Record extracts »
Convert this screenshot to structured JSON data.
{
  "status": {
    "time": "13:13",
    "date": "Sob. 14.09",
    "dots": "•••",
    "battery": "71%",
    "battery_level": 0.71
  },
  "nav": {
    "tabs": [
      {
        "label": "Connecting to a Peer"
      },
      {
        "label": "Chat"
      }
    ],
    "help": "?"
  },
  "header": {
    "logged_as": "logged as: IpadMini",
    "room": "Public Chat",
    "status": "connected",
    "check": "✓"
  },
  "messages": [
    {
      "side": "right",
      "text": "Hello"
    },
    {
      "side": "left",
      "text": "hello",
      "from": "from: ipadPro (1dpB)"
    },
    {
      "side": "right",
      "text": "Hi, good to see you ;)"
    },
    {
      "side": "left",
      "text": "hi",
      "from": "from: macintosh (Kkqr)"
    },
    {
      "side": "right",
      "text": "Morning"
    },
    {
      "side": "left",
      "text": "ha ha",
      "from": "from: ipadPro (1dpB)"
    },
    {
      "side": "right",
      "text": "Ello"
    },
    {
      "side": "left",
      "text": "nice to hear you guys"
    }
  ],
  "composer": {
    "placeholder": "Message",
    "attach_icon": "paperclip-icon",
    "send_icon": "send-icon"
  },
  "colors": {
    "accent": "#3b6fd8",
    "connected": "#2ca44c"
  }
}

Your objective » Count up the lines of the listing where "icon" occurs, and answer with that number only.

Reply » 2